Multilateral exchange rate agreements are more complex, as they involve multiple countries agreeing on a common exchange rate regime. The most well-known multilateral agreement is the Bretton Woods system, established in 1944, which fixed the exchange rates between major currencies such as the US dollar, the British pound, and the Japanese yen. However, this system collapsed in 1971 due to market pressures and the rise of inflation.
Exchange rate agreements can have significant benefits for trade and investment. They can increase predictability and stability, reduce transaction costs, and promote economic growth. By fixing the exchange rate, businesses can plan their investments and export strategies with confidence, knowing that the currency fluctuations will not affect their bottom line. Additionally, exchange rate stability can improve the investment climate, as investors are more willing to invest in countries with stable currencies.
However, exchange rate agreements also have drawbacks. They can limit a country`s ability to respond to economic shocks, as the fixed exchange rate can prevent a necessary depreciation of the currency to boost exports and stimulate the economy. Additionally, exchange rate agreements can create a false sense of security, as they do not eliminate the underlying economic imbalances that cause exchange rate volatility.
In conclusion, an exchange rate agreement is a pact between two or more countries that sets the value of their respective currencies against each other. These agreements can have significant benefits for trade and investment but also have drawbacks.
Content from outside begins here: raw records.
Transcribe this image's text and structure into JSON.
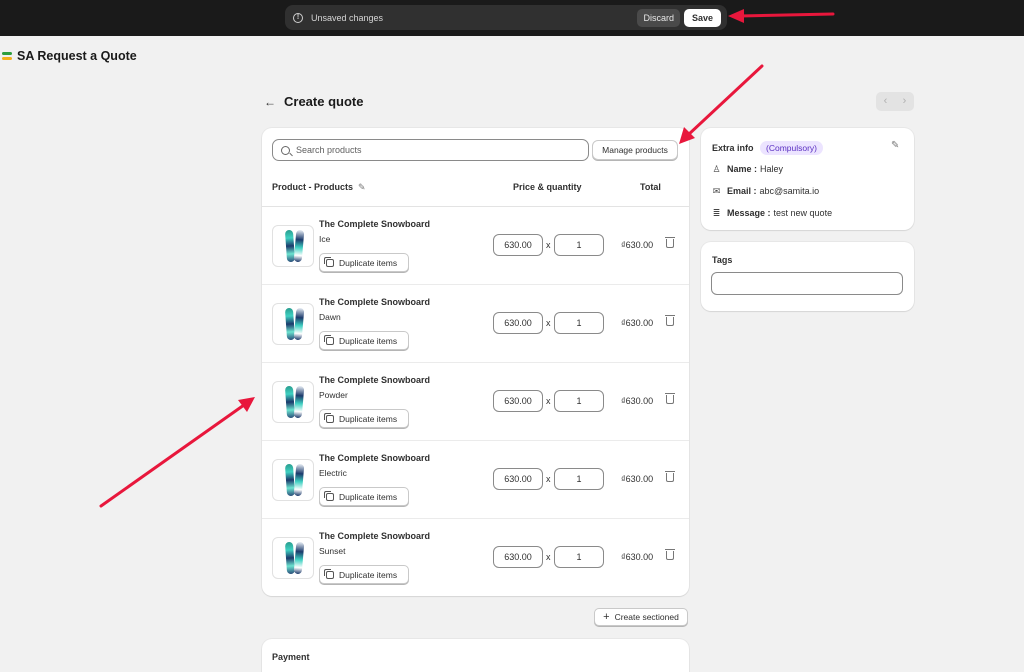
{
  "savebar": {
    "message": "Unsaved changes",
    "discard": "Discard",
    "save": "Save"
  },
  "app": {
    "title": "SA Request a Quote"
  },
  "page": {
    "back": "←",
    "title": "Create quote",
    "prev": "‹",
    "next": "›"
  },
  "search": {
    "placeholder": "Search products",
    "manage": "Manage products"
  },
  "table": {
    "col_product": "Product - Products",
    "col_price": "Price & quantity",
    "col_total": "Total",
    "rows": [
      {
        "name": "The Complete Snowboard",
        "variant": "Ice",
        "dup": "Duplicate items",
        "price": "630.00",
        "x": "x",
        "qty": "1",
        "total": "₫630.00"
      },
      {
        "name": "The Complete Snowboard",
        "variant": "Dawn",
        "dup": "Duplicate items",
        "price": "630.00",
        "x": "x",
        "qty": "1",
        "total": "₫630.00"
      },
      {
        "name": "The Complete Snowboard",
        "variant": "Powder",
        "dup": "Duplicate items",
        "price": "630.00",
        "x": "x",
        "qty": "1",
        "total": "₫630.00"
      },
      {
        "name": "The Complete Snowboard",
        "variant": "Electric",
        "dup": "Duplicate items",
        "price": "630.00",
        "x": "x",
        "qty": "1",
        "total": "₫630.00"
      },
      {
        "name": "The Complete Snowboard",
        "variant": "Sunset",
        "dup": "Duplicate items",
        "price": "630.00",
        "x": "x",
        "qty": "1",
        "total": "₫630.00"
      }
    ]
  },
  "create_section": "Create sectioned",
  "payment": {
    "label": "Payment"
  },
  "extra": {
    "title": "Extra info",
    "badge": "(Compulsory)",
    "name_key": "Name :",
    "name_val": "Haley",
    "email_key": "Email :",
    "email_val": "abc@samita.io",
    "message_key": "Message :",
    "message_val": "test new quote"
  },
  "tags": {
    "title": "Tags",
    "value": ""
  },
  "colors": {
    "accent_arrow": "#e8173c",
    "badge_bg": "#ece4ff",
    "badge_fg": "#5a2fc2"
  }
}
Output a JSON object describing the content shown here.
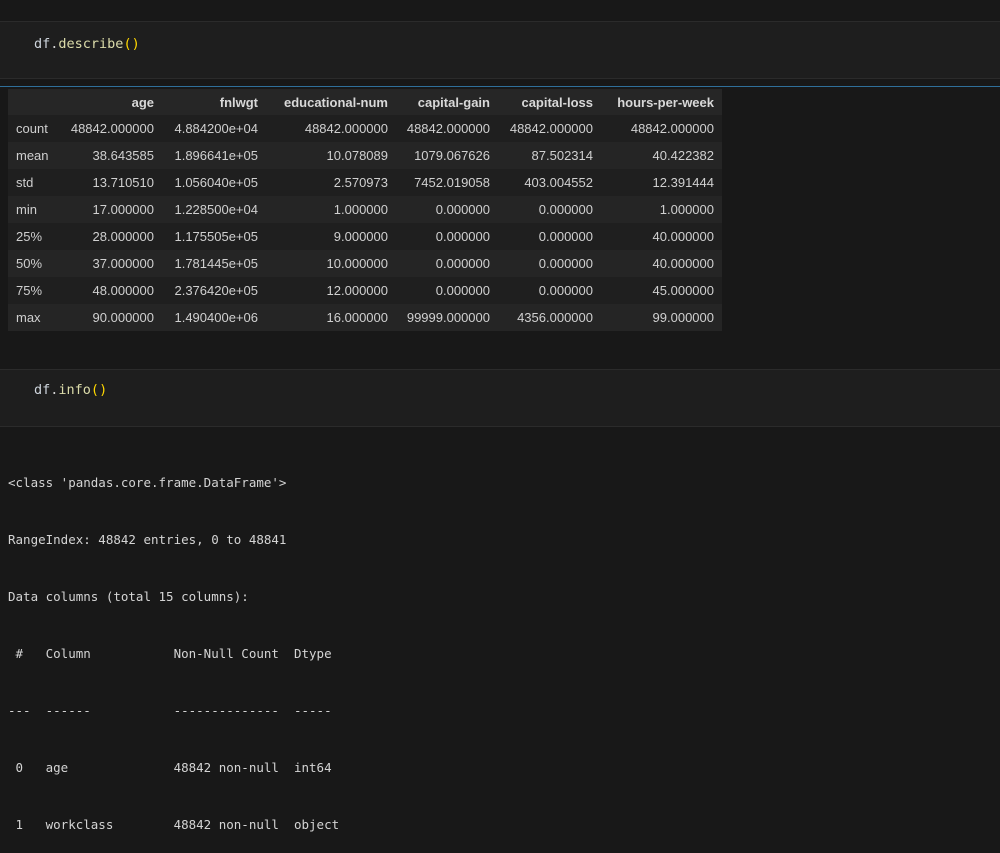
{
  "cells": [
    {
      "code": {
        "var": "df",
        "dot": ".",
        "fn": "describe",
        "open": "(",
        "close": ")"
      }
    },
    {
      "code": {
        "var": "df",
        "dot": ".",
        "fn": "info",
        "open": "(",
        "close": ")"
      }
    }
  ],
  "describe": {
    "columns": [
      "",
      "age",
      "fnlwgt",
      "educational-num",
      "capital-gain",
      "capital-loss",
      "hours-per-week"
    ],
    "rows": [
      {
        "label": "count",
        "values": [
          "48842.000000",
          "4.884200e+04",
          "48842.000000",
          "48842.000000",
          "48842.000000",
          "48842.000000"
        ]
      },
      {
        "label": "mean",
        "values": [
          "38.643585",
          "1.896641e+05",
          "10.078089",
          "1079.067626",
          "87.502314",
          "40.422382"
        ]
      },
      {
        "label": "std",
        "values": [
          "13.710510",
          "1.056040e+05",
          "2.570973",
          "7452.019058",
          "403.004552",
          "12.391444"
        ]
      },
      {
        "label": "min",
        "values": [
          "17.000000",
          "1.228500e+04",
          "1.000000",
          "0.000000",
          "0.000000",
          "1.000000"
        ]
      },
      {
        "label": "25%",
        "values": [
          "28.000000",
          "1.175505e+05",
          "9.000000",
          "0.000000",
          "0.000000",
          "40.000000"
        ]
      },
      {
        "label": "50%",
        "values": [
          "37.000000",
          "1.781445e+05",
          "10.000000",
          "0.000000",
          "0.000000",
          "40.000000"
        ]
      },
      {
        "label": "75%",
        "values": [
          "48.000000",
          "2.376420e+05",
          "12.000000",
          "0.000000",
          "0.000000",
          "45.000000"
        ]
      },
      {
        "label": "max",
        "values": [
          "90.000000",
          "1.490400e+06",
          "16.000000",
          "99999.000000",
          "4356.000000",
          "99.000000"
        ]
      }
    ]
  },
  "info": {
    "lines": [
      "<class 'pandas.core.frame.DataFrame'>",
      "RangeIndex: 48842 entries, 0 to 48841",
      "Data columns (total 15 columns):",
      " #   Column           Non-Null Count  Dtype ",
      "---  ------           --------------  ----- ",
      " 0   age              48842 non-null  int64 ",
      " 1   workclass        48842 non-null  object"
    ]
  },
  "colors": {
    "background": "#181818",
    "cell_background": "#1e1e1e",
    "output_accent": "#2f6f9a",
    "function_token": "#dcdcaa",
    "paren_token": "#ffd700"
  }
}
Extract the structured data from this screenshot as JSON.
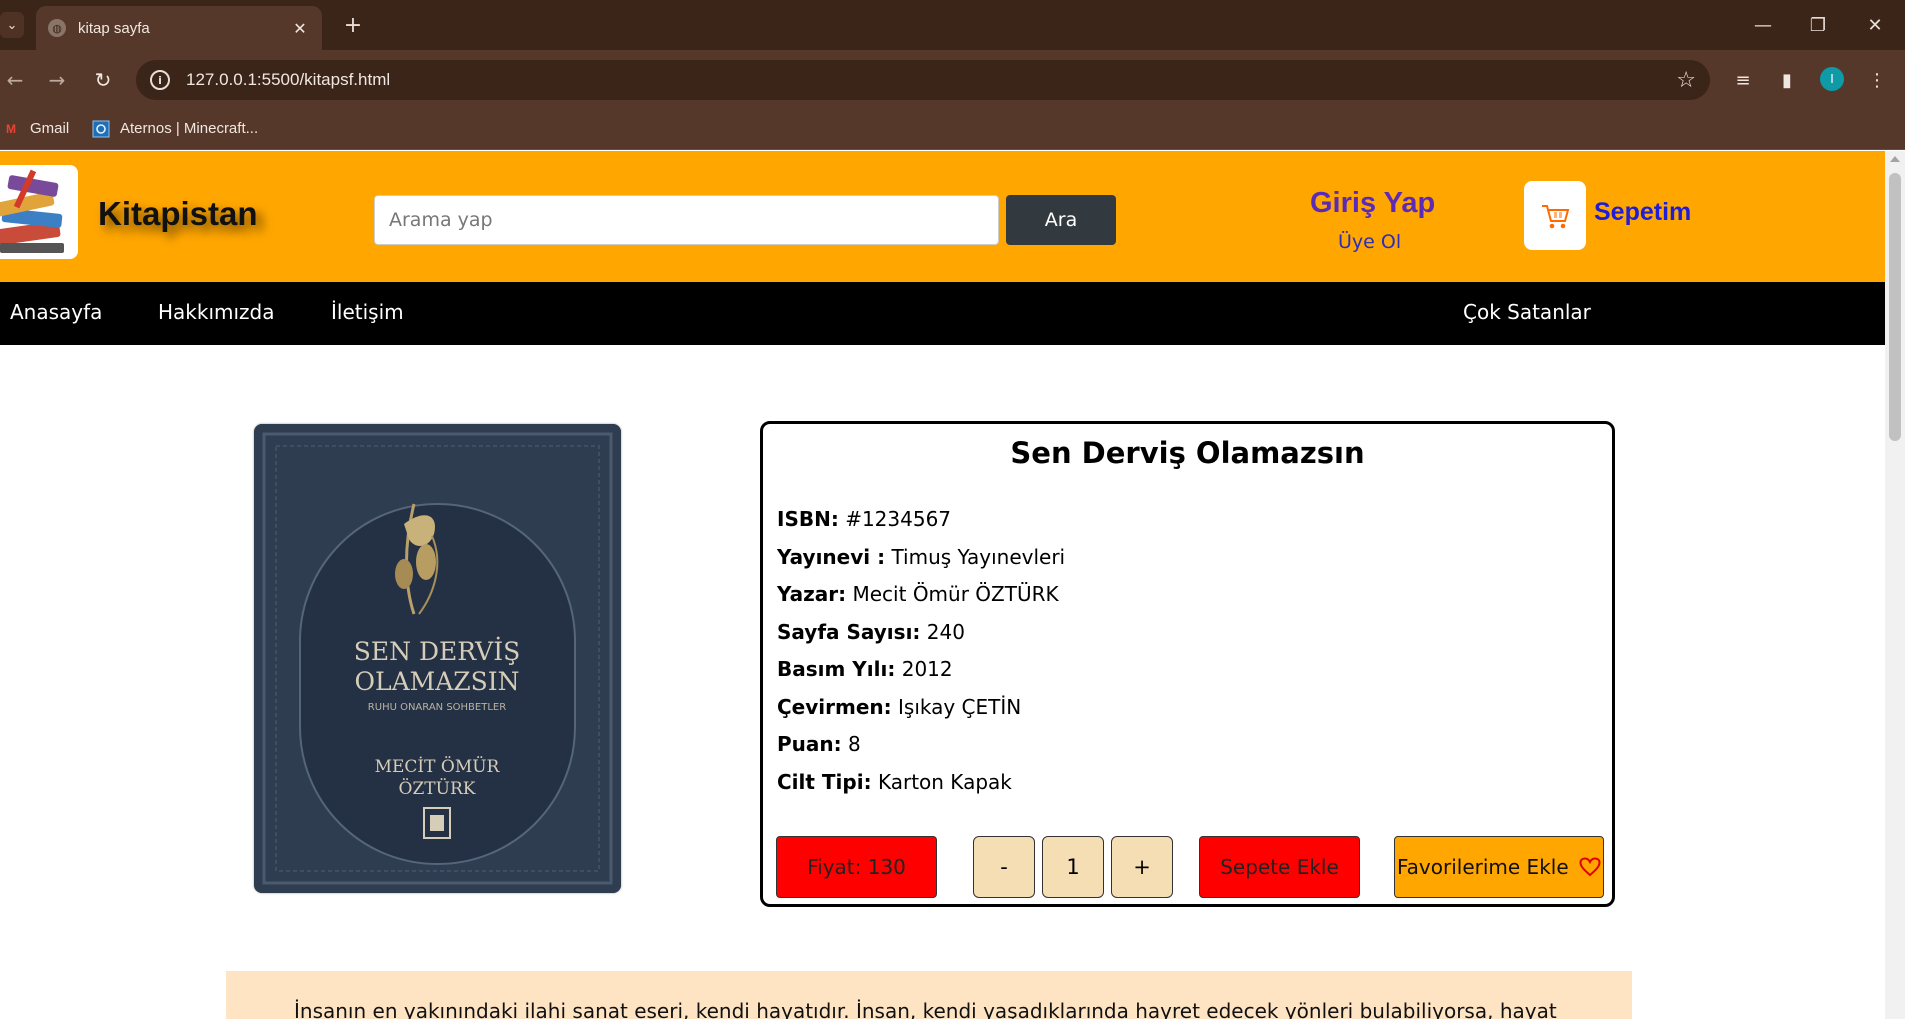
{
  "browser": {
    "tab_title": "kitap sayfa",
    "url": "127.0.0.1:5500/kitapsf.html",
    "profile_initial": "I",
    "bookmarks": [
      {
        "label": "Gmail",
        "icon": "gmail-icon"
      },
      {
        "label": "Aternos | Minecraft...",
        "icon": "aternos-icon"
      }
    ]
  },
  "header": {
    "brand": "Kitapistan",
    "search_placeholder": "Arama yap",
    "search_button": "Ara",
    "login": "Giriş Yap",
    "signup": "Üye Ol",
    "cart": "Sepetim"
  },
  "nav": {
    "items": [
      "Anasayfa",
      "Hakkımızda",
      "İletişim"
    ],
    "right_item": "Çok Satanlar"
  },
  "book": {
    "title": "Sen Derviş Olamazsın",
    "cover": {
      "title_line1": "SEN DERVİŞ",
      "title_line2": "OLAMAZSIN",
      "subtitle": "RUHU ONARAN SOHBETLER",
      "author_line1": "MECİT ÖMÜR",
      "author_line2": "ÖZTÜRK"
    },
    "details": [
      {
        "key": "ISBN:",
        "value": "#1234567"
      },
      {
        "key": "Yayınevi :",
        "value": "Timuş Yayınevleri"
      },
      {
        "key": "Yazar:",
        "value": "Mecit Ömür ÖZTÜRK"
      },
      {
        "key": "Sayfa Sayısı:",
        "value": "240"
      },
      {
        "key": "Basım Yılı:",
        "value": "2012"
      },
      {
        "key": "Çevirmen:",
        "value": "Işıkay ÇETİN"
      },
      {
        "key": "Puan:",
        "value": "8"
      },
      {
        "key": "Cilt Tipi:",
        "value": "Karton Kapak"
      }
    ],
    "price_label": "Fiyat: 130",
    "qty_minus": "-",
    "qty_value": "1",
    "qty_plus": "+",
    "add_to_cart": "Sepete Ekle",
    "add_to_favorites": "Favorilerime Ekle"
  },
  "description": "İnsanın en yakınındaki ilahi sanat eseri, kendi hayatıdır. İnsan, kendi yaşadıklarında hayret edecek yönleri bulabiliyorsa, hayat",
  "colors": {
    "header_bg": "#ffa600",
    "nav_bg": "#000000",
    "price_bg": "#ff0000",
    "qty_bg": "#f5deb3",
    "desc_bg": "#ffe4c4",
    "login_color": "#5b2bb8",
    "cart_label_color": "#1e1ed6"
  }
}
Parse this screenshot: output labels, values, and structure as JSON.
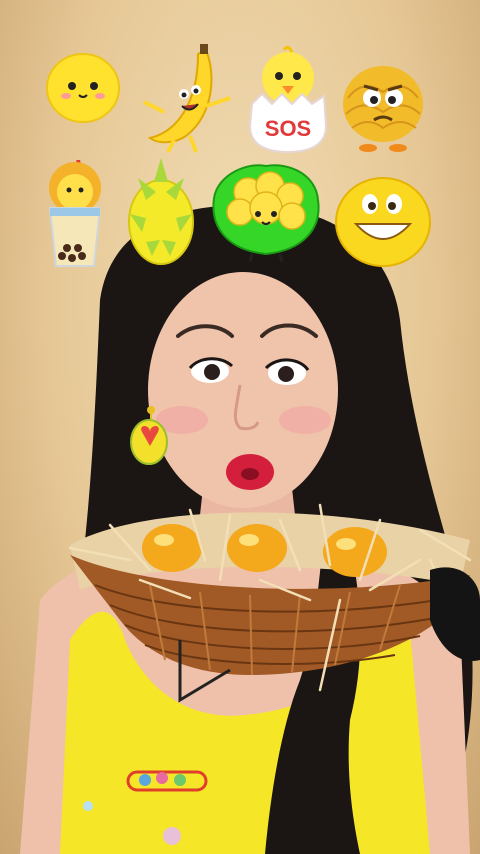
{
  "scene": {
    "sticker_filter_grid": {
      "row1": [
        "lemon-sticker",
        "banana-sticker",
        "chick-in-egg-sticker",
        "noodle-sticker"
      ],
      "row2": [
        "bubble-tea-sticker",
        "dragon-fruit-sticker",
        "cauliflower-sticker",
        "smiley-sticker"
      ],
      "highlighted": "cauliflower-sticker"
    },
    "egg_label": "SOS"
  }
}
It is crucial to strike a balance between stability and flexibility to create a sustainable exchange rate system.